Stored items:
#####

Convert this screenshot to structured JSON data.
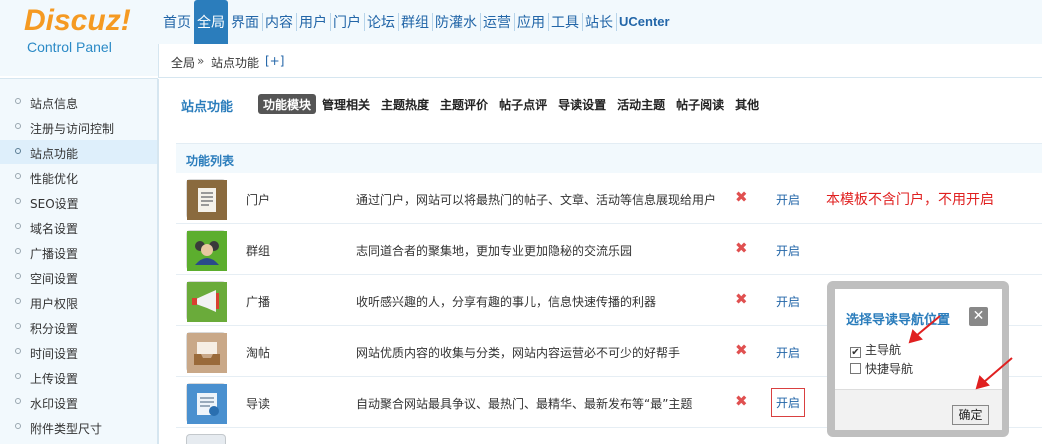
{
  "logo": {
    "brand": "Discuz!",
    "subtitle": "Control Panel"
  },
  "topnav": [
    {
      "label": "首页"
    },
    {
      "label": "全局"
    },
    {
      "label": "界面"
    },
    {
      "label": "内容"
    },
    {
      "label": "用户"
    },
    {
      "label": "门户"
    },
    {
      "label": "论坛"
    },
    {
      "label": "群组"
    },
    {
      "label": "防灌水"
    },
    {
      "label": "运营"
    },
    {
      "label": "应用"
    },
    {
      "label": "工具"
    },
    {
      "label": "站长"
    },
    {
      "label": "UCenter"
    }
  ],
  "breadcrumb": {
    "root": "全局",
    "sep": "»",
    "current": "站点功能",
    "add": "[+]"
  },
  "sidebar": [
    {
      "label": "站点信息"
    },
    {
      "label": "注册与访问控制"
    },
    {
      "label": "站点功能"
    },
    {
      "label": "性能优化"
    },
    {
      "label": "SEO设置"
    },
    {
      "label": "域名设置"
    },
    {
      "label": "广播设置"
    },
    {
      "label": "空间设置"
    },
    {
      "label": "用户权限"
    },
    {
      "label": "积分设置"
    },
    {
      "label": "时间设置"
    },
    {
      "label": "上传设置"
    },
    {
      "label": "水印设置"
    },
    {
      "label": "附件类型尺寸"
    }
  ],
  "main": {
    "title": "站点功能",
    "tabs": [
      {
        "label": "功能模块"
      },
      {
        "label": "管理相关"
      },
      {
        "label": "主题热度"
      },
      {
        "label": "主题评价"
      },
      {
        "label": "帖子点评"
      },
      {
        "label": "导读设置"
      },
      {
        "label": "活动主题"
      },
      {
        "label": "帖子阅读"
      },
      {
        "label": "其他"
      }
    ],
    "section": "功能列表",
    "rows": [
      {
        "name": "门户",
        "desc": "通过门户，网站可以将最热门的帖子、文章、活动等信息展现给用户",
        "status": "✖",
        "action": "开启"
      },
      {
        "name": "群组",
        "desc": "志同道合者的聚集地，更加专业更加隐秘的交流乐园",
        "status": "✖",
        "action": "开启"
      },
      {
        "name": "广播",
        "desc": "收听感兴趣的人，分享有趣的事儿，信息快速传播的利器",
        "status": "✖",
        "action": "开启"
      },
      {
        "name": "淘帖",
        "desc": "网站优质内容的收集与分类，网站内容运营必不可少的好帮手",
        "status": "✖",
        "action": "开启"
      },
      {
        "name": "导读",
        "desc": "自动聚合网站最具争议、最热门、最精华、最新发布等“最”主题",
        "status": "✖",
        "action": "开启"
      }
    ],
    "note": "本模板不含门户，不用开启"
  },
  "popup": {
    "title": "选择导读导航位置",
    "close": "✕",
    "options": [
      {
        "label": "主导航",
        "checked": "✔"
      },
      {
        "label": "快捷导航",
        "checked": ""
      }
    ],
    "ok": "确定"
  },
  "colors": {
    "accent": "#2b7dbc",
    "brand": "#f59a22",
    "alert": "#e02020"
  }
}
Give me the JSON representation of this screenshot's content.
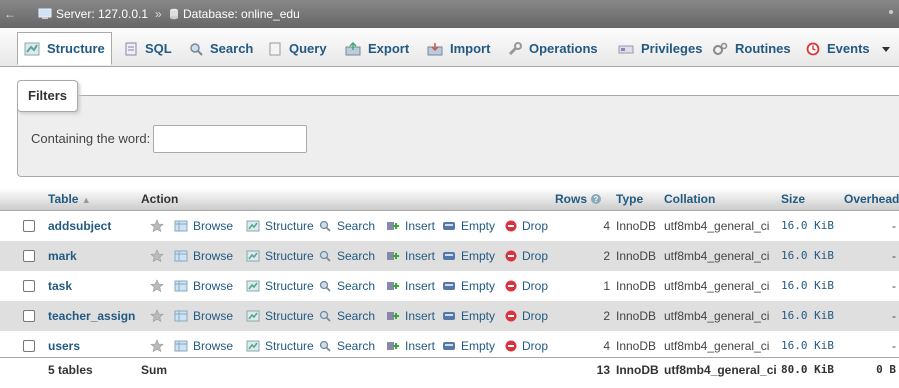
{
  "breadcrumb": {
    "server": "Server: 127.0.0.1",
    "separator": "»",
    "database": "Database: online_edu"
  },
  "tabs": [
    {
      "label": "Structure",
      "icon": "structure-icon",
      "active": true
    },
    {
      "label": "SQL",
      "icon": "sql-icon"
    },
    {
      "label": "Search",
      "icon": "search-icon"
    },
    {
      "label": "Query",
      "icon": "query-icon"
    },
    {
      "label": "Export",
      "icon": "export-icon"
    },
    {
      "label": "Import",
      "icon": "import-icon"
    },
    {
      "label": "Operations",
      "icon": "wrench-icon"
    },
    {
      "label": "Privileges",
      "icon": "privileges-icon"
    },
    {
      "label": "Routines",
      "icon": "routines-icon"
    },
    {
      "label": "Events",
      "icon": "clock-icon"
    }
  ],
  "filters": {
    "legend": "Filters",
    "label": "Containing the word:",
    "value": ""
  },
  "table": {
    "headers": {
      "table": "Table",
      "action": "Action",
      "rows": "Rows",
      "type": "Type",
      "collation": "Collation",
      "size": "Size",
      "overhead": "Overhead"
    },
    "actions": {
      "browse": "Browse",
      "structure": "Structure",
      "search": "Search",
      "insert": "Insert",
      "empty": "Empty",
      "drop": "Drop"
    },
    "rows": [
      {
        "name": "addsubject",
        "rows": "4",
        "type": "InnoDB",
        "collation": "utf8mb4_general_ci",
        "size": "16.0 KiB",
        "overhead": "-"
      },
      {
        "name": "mark",
        "rows": "2",
        "type": "InnoDB",
        "collation": "utf8mb4_general_ci",
        "size": "16.0 KiB",
        "overhead": "-"
      },
      {
        "name": "task",
        "rows": "1",
        "type": "InnoDB",
        "collation": "utf8mb4_general_ci",
        "size": "16.0 KiB",
        "overhead": "-"
      },
      {
        "name": "teacher_assign",
        "rows": "2",
        "type": "InnoDB",
        "collation": "utf8mb4_general_ci",
        "size": "16.0 KiB",
        "overhead": "-"
      },
      {
        "name": "users",
        "rows": "4",
        "type": "InnoDB",
        "collation": "utf8mb4_general_ci",
        "size": "16.0 KiB",
        "overhead": "-"
      }
    ],
    "summary": {
      "tables": "5 tables",
      "sum": "Sum",
      "rows": "13",
      "type": "InnoDB",
      "collation": "utf8mb4_general_ci",
      "size": "80.0 KiB",
      "overhead": "0 B"
    }
  },
  "colors": {
    "link": "#235a81",
    "row_alt": "#dfdfdf",
    "drop": "#d9333f"
  }
}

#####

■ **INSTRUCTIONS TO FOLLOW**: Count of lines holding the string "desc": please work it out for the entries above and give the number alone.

■ **FINISHED EXERCISE**: 5